To join our Conscious Eating Learning Group e-mail group, or to be informed of UUCA and area environmental issues, programs, projects, and volunteer opportunities through the Green Action’s e-mail group, contact email@example.com.
**UUCA "Green Lens" Policy Resolution: "We, members of the Unitarian Universalist Church of Arlington Virginia, recognizing that our Green Action Committee has completed its Green Sanctuary Action Plan, authorize submission of the church's application to the UU Ministry for Earth requesting that UUCA be accredited as a Green Sanctuary congregation. We understand that the Action Plan is only the beginning of our church's ongoing work to integrate environmental awareness, sustainable practices, and environmental justice into our church community. Today, we vote our support for a formal "Green Lens" policy (previously endorsed by our Board of Trustees) to guide our decisions and actions over the years ahead. This policy commits our ministry and staff to giving deliberate and consistent attention to the environment in all areas of our church's activities and to striving to make UUCA a model of how churches can help our society move toward a sustainable future. We recognize that while some such decisions may increase costs, many are already accruing savings or are cost free. We, as a Congregation, make this commitment to environmental awareness and action with the same seriousness with which we continue to commit to promoting social justice and to welcoming people of all races, religious backgrounds, cultural origins and sexual orientations. It is our commitment to live out the 7th UU principle - respect for the interdependent web of all existence of which we are a part. (Adopted in June 2008)."

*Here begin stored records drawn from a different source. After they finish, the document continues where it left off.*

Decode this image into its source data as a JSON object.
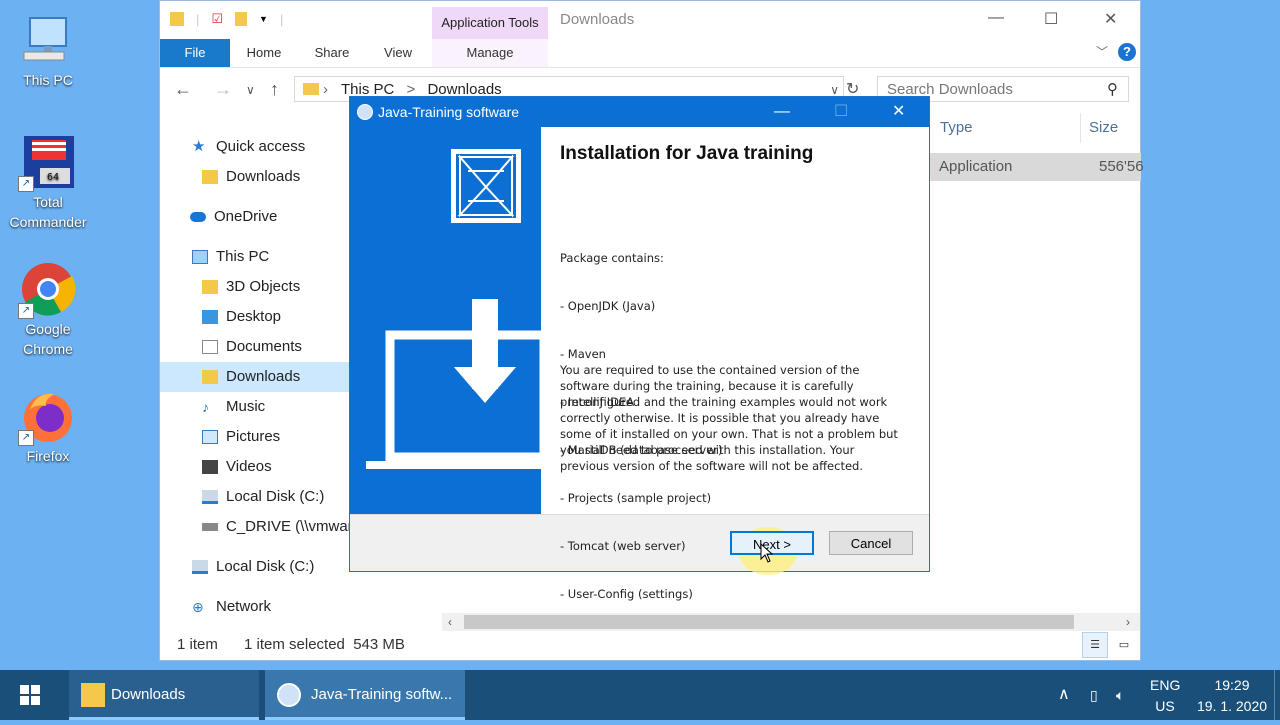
{
  "desktop": {
    "icons": [
      {
        "label": "This PC"
      },
      {
        "label": "Total Commander"
      },
      {
        "label": "Google Chrome"
      },
      {
        "label": "Firefox"
      }
    ]
  },
  "explorer": {
    "app_tools_label": "Application Tools",
    "title": "Downloads",
    "tabs": {
      "file": "File",
      "home": "Home",
      "share": "Share",
      "view": "View",
      "manage": "Manage"
    },
    "address": {
      "root": "This PC",
      "sep": ">",
      "current": "Downloads"
    },
    "search_placeholder": "Search Downloads",
    "nav": {
      "quick_access": "Quick access",
      "qa_downloads": "Downloads",
      "onedrive": "OneDrive",
      "this_pc": "This PC",
      "objects3d": "3D Objects",
      "desktop": "Desktop",
      "documents": "Documents",
      "downloads": "Downloads",
      "music": "Music",
      "pictures": "Pictures",
      "videos": "Videos",
      "local_disk_c": "Local Disk (C:)",
      "c_drive": "C_DRIVE (\\\\vmware",
      "local_disk_c2": "Local Disk (C:)",
      "network": "Network"
    },
    "columns": {
      "type": "Type",
      "size": "Size"
    },
    "file": {
      "type": "Application",
      "size": "556'56"
    },
    "status": {
      "count": "1 item",
      "selected": "1 item selected  543 MB"
    }
  },
  "dialog": {
    "title": "Java-Training software",
    "heading": "Installation for Java training",
    "package_lines": [
      "Package contains:",
      "- OpenJDK (Java)",
      "- Maven",
      "- IntelliJ IDEA",
      "- MariaDB (database server)",
      "- Projects (sample project)",
      "- Tomcat (web server)",
      "- User-Config (settings)"
    ],
    "paragraph": "You are required to use the contained version of the software during the training, because it is carefully preconfigured and the training examples would not work correctly otherwise. It is possible that you already have some of it installed on your own. That is not a problem but you still need to proceed with this installation. Your previous version of the software will not be affected.",
    "next_label": "Next >",
    "cancel_label": "Cancel"
  },
  "taskbar": {
    "items": [
      {
        "label": "Downloads"
      },
      {
        "label": "Java-Training softw..."
      }
    ],
    "lang_top": "ENG",
    "lang_bottom": "US",
    "time": "19:29",
    "date": "19. 1. 2020"
  },
  "colors": {
    "desktop": "#6cb1f2",
    "accent": "#0b6fd4",
    "taskbar": "#1a4f7a",
    "app_tools": "#f0d9f8"
  }
}
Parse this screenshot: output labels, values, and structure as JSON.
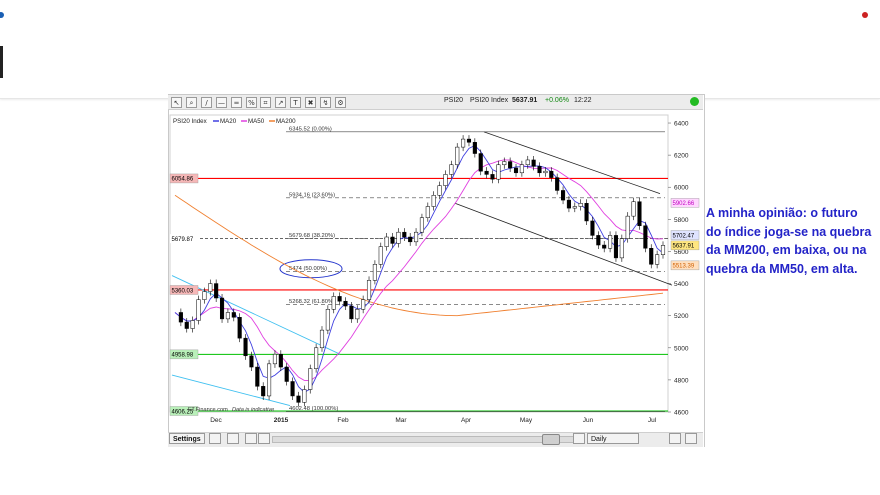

UUCA - Accredited Green Sanctuary
In a letter dated October 23, 2008, the Unitarian Universalist Association of Congregations, Office of Congregational Stewardship Services formally recognized the Unitarian Universalist Church of Arlington, Virginia, as an Accredited Green Sanctuary.
The letter stated:“Your application makes it clear that you have educated yourselves about environmental issues and begun to incorporate those values into the way you live your faith. Your strong commitment to restore Earth and renew Spirit is well demonstrated by both the projects your congregation has engaged in as well as the recently adopted UUCA “Green Lens” Policy Resolution. By taking on this work and making it more visible, you are getting the congregation as a whole involved in "greening” efforts.”
UUCA’S Own Remnant Forest Community
Did you know that the patch of woodlands on the UUCA grounds is an old remnant of an ecological forest community known as an Upland Acidic Oak Hickory Forest? It contains a wide variety of the original native tree, shrub, and plant species indicative of this forest community. The forest community depends on geology and soils.
The Geology of the vicinity of UUCA
Upland Acidic Oak Hickory Forest
Walk on the Grounds May 2012
"Seeing the world as an interconnected web challenges us to turn from self-serving individualism toward a relational sense of our selves in a global community and toward practices that help create economic structures designed to serve the common good."